(Collected data entries)
#####

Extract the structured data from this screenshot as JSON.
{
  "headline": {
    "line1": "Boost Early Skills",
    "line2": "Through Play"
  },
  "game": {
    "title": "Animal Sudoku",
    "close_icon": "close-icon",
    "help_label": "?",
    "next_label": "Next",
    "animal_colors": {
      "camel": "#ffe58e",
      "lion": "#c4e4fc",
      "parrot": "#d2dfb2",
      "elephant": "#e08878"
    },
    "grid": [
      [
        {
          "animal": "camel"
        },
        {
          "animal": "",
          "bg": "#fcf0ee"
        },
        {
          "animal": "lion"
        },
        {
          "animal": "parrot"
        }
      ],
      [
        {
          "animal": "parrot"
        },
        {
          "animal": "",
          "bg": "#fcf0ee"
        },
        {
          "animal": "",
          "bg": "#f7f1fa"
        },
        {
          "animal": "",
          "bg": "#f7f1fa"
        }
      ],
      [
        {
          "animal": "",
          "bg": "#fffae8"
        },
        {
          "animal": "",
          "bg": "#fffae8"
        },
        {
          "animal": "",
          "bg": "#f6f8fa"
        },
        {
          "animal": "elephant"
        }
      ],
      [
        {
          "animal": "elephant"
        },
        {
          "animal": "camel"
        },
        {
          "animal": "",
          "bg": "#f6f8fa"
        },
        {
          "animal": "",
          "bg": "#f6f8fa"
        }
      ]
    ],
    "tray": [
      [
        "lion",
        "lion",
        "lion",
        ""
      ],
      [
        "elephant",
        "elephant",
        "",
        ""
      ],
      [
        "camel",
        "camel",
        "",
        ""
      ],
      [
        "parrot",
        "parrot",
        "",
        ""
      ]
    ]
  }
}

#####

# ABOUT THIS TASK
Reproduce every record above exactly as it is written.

# FINISHED EXERCISE
Extract the structured data from this screenshot as JSON.
{
  "headline": {
    "line1": "Boost Early Skills",
    "line2": "Through Play"
  },
  "game": {
    "title": "Animal Sudoku",
    "close_icon": "close-icon",
    "help_label": "?",
    "next_label": "Next",
    "animal_colors": {
      "camel": "#ffe58e",
      "lion": "#c4e4fc",
      "parrot": "#d2dfb2",
      "elephant": "#e08878"
    },
    "grid": [
      [
        {
          "animal": "camel"
        },
        {
          "animal": "",
          "bg": "#fcf0ee"
        },
        {
          "animal": "lion"
        },
        {
          "animal": "parrot"
        }
      ],
      [
        {
          "animal": "parrot"
        },
        {
          "animal": "",
          "bg": "#fcf0ee"
        },
        {
          "animal": "",
          "bg": "#f7f1fa"
        },
        {
          "animal": "",
          "bg": "#f7f1fa"
        }
      ],
      [
        {
          "animal": "",
          "bg": "#fffae8"
        },
        {
          "animal": "",
          "bg": "#fffae8"
        },
        {
          "animal": "",
          "bg": "#f6f8fa"
        },
        {
          "animal": "elephant"
        }
      ],
      [
        {
          "animal": "elephant"
        },
        {
          "animal": "camel"
        },
        {
          "animal": "",
          "bg": "#f6f8fa"
        },
        {
          "animal": "",
          "bg": "#f6f8fa"
        }
      ]
    ],
    "tray": [
      [
        "lion",
        "lion",
        "lion",
        ""
      ],
      [
        "elephant",
        "elephant",
        "",
        ""
      ],
      [
        "camel",
        "camel",
        "",
        ""
      ],
      [
        "parrot",
        "parrot",
        "",
        ""
      ]
    ]
  }
}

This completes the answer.